SEOUL, South Korea – SEOUL, South Korea (AP) — The scent of incense filled the air Monday as South Korea's president bowed before a memorial for young sailors killed when their warship sank in an explosion the defense minister says was most likely caused by a torpedo.
A solemn President Lee Myung-bak joined mourners in paying his respects to the 46 men who went down with the Cheonan on March 26 after an explosion ripped the ship in two. He laid a single white chrysanthemum at an altar set up for five days of mourning.
"The Republic of Korea will never forget your honorable sacrifice," Lee wrote in a condolence book.
The government has not blamed North Korea outright for the disaster, one of South Korea's worst, but suspicion has focused on the regime, given its history of provocation and attacks on wartime rival South Korea.
Pyongyang has denied involvement, but last week, a Seoul-based activist, Choi Sung-yong, told The Associated Press that a North Korean military officer he spoke with by phone called it a retaliatory attack for a deadly November skirmish.
On Sunday, Defense Minister Kim Tae-young said a torpedo was the most likely culprit. Investigators examining the wreckage announced separately that a close-range, external explosion likely sank the 1,200-ton ship.
The "bubble jet effect" from a torpedo — the rapidly expanding bubble an underwater torpedo blast can create and the subsequent destructive column of water unleashed — was the most likely cause, Kim told reporters. He did not speculate on who was behind the attack and said it was still too early to determine the exact cause.
The Cheonan was on a routine patrol when it sank in the rough Yellow Sea, not far from the spot where the two Koreas' militaries have clashed three times since 1999, most recently in November.
The two sides technically remain at war because their 1950-53 conflict ended in a truce, not a peace treaty. North Korea disputes the maritime border drawn by the United Nations.
Fifty-eight sailors were rescued. Forty bodies have been recovered, and six missing crew are presumed dead, officials have said.
Since Sunday, when South Korea started a five-day mourning period, at least 9,600 people have visited an altar in downtown Seoul to pay their respects, from war veterans dressed in medal-bedecked uniforms to mothers explaining to their children about the "uncles" who died protecting the country.
One woman sobbed Monday as she stroked a photo of one of the sailors, most of whom were in their 20s.
"We will never forget you," one note on a message board read. Another read, "There, in heaven, I hope you will get to live the life you weren't able to live in this world."
"I feel like it was my friends who died on that ship," said college student Chung Jae-mi, 21. "It hurts me to think that they were as old as I am."
Kim Chang-hwa, 62, traveled from the Seoul suburb of Seongnam to see the memorial.

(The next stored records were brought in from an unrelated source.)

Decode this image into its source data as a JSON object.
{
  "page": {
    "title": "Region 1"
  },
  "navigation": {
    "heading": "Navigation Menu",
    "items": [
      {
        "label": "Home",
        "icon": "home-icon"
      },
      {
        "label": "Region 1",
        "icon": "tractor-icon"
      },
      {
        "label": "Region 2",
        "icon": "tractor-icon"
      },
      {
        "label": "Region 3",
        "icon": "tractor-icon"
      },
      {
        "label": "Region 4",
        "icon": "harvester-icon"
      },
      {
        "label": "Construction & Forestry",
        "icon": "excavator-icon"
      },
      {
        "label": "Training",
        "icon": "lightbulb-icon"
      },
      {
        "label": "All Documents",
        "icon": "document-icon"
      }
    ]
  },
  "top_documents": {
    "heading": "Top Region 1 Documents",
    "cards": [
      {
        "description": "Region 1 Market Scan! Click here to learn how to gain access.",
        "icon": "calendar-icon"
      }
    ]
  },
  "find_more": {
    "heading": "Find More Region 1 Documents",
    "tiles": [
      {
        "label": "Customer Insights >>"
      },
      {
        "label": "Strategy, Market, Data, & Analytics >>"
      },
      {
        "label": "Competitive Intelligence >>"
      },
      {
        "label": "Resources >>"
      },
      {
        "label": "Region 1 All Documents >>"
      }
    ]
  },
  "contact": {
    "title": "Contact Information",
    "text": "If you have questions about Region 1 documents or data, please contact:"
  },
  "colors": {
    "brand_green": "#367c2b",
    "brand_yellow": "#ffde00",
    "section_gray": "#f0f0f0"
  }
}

"I wish I could find the people responsible for the sinking and kill them myself with my bare hands," he said.
North Korea, meanwhile, has apparently promoted a general in charge of military operations, South Korean officials said Monday.
Kim Myong Guk, chief of operations for the People's Army, was promoted to four-star general in 1994. However, he appeared in photos with only three stars following the November maritime battle.

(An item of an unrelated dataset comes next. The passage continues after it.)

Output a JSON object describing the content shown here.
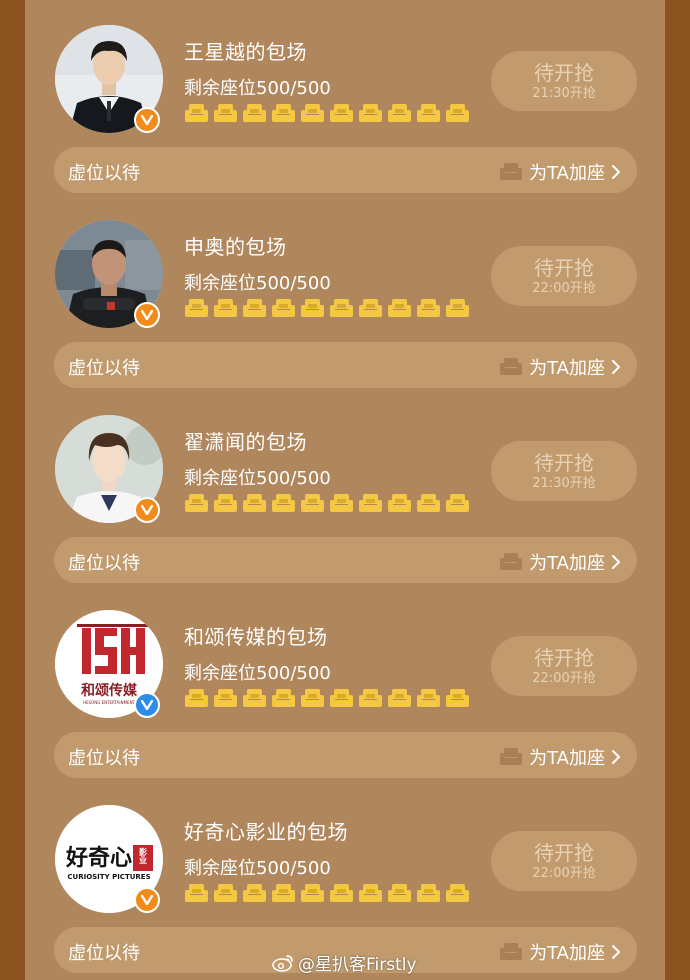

Recent photos of Kim in state media showed he had regained his four-star rank.
The National Intelligence Service said it was checking whether the apparent promotion was related to the ship sinking.
"He is the person who might have been directly involved" if the North masterminded the blast, analyst Yoo Ho-yeol of Korea University said.

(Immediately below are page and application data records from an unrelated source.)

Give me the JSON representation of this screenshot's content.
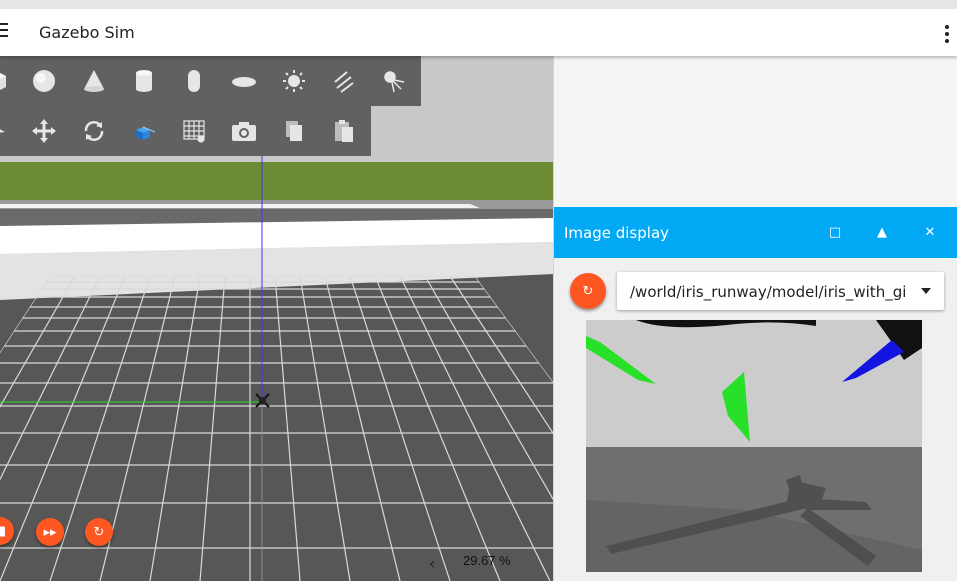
{
  "app": {
    "title": "Gazebo Sim"
  },
  "toolbar_shapes": [
    {
      "name": "box-icon"
    },
    {
      "name": "sphere-icon"
    },
    {
      "name": "cone-icon"
    },
    {
      "name": "cylinder-icon"
    },
    {
      "name": "capsule-icon"
    },
    {
      "name": "ellipsoid-icon"
    },
    {
      "name": "sun-light-icon"
    },
    {
      "name": "directional-light-icon"
    },
    {
      "name": "spot-light-icon"
    }
  ],
  "toolbar_tools": [
    {
      "name": "select-icon"
    },
    {
      "name": "translate-icon"
    },
    {
      "name": "rotate-icon"
    },
    {
      "name": "transform-control-icon"
    },
    {
      "name": "grid-config-icon"
    },
    {
      "name": "screenshot-icon"
    },
    {
      "name": "copy-icon"
    },
    {
      "name": "paste-icon"
    }
  ],
  "playback": {
    "stop": "■",
    "step": "▸▸",
    "reset": "↻"
  },
  "stats": {
    "arrow": "‹",
    "rtf": "29.67 %"
  },
  "image_display": {
    "title": "Image display",
    "maximize": "□",
    "collapse": "▲",
    "close": "✕",
    "refresh": "↻",
    "topic": "/world/iris_runway/model/iris_with_gimbal"
  },
  "colors": {
    "accent": "#03a9f4",
    "fab": "#ff5722",
    "toolbar": "#616161"
  }
}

Associated Press writer Sangwon Yoon contributed to this report.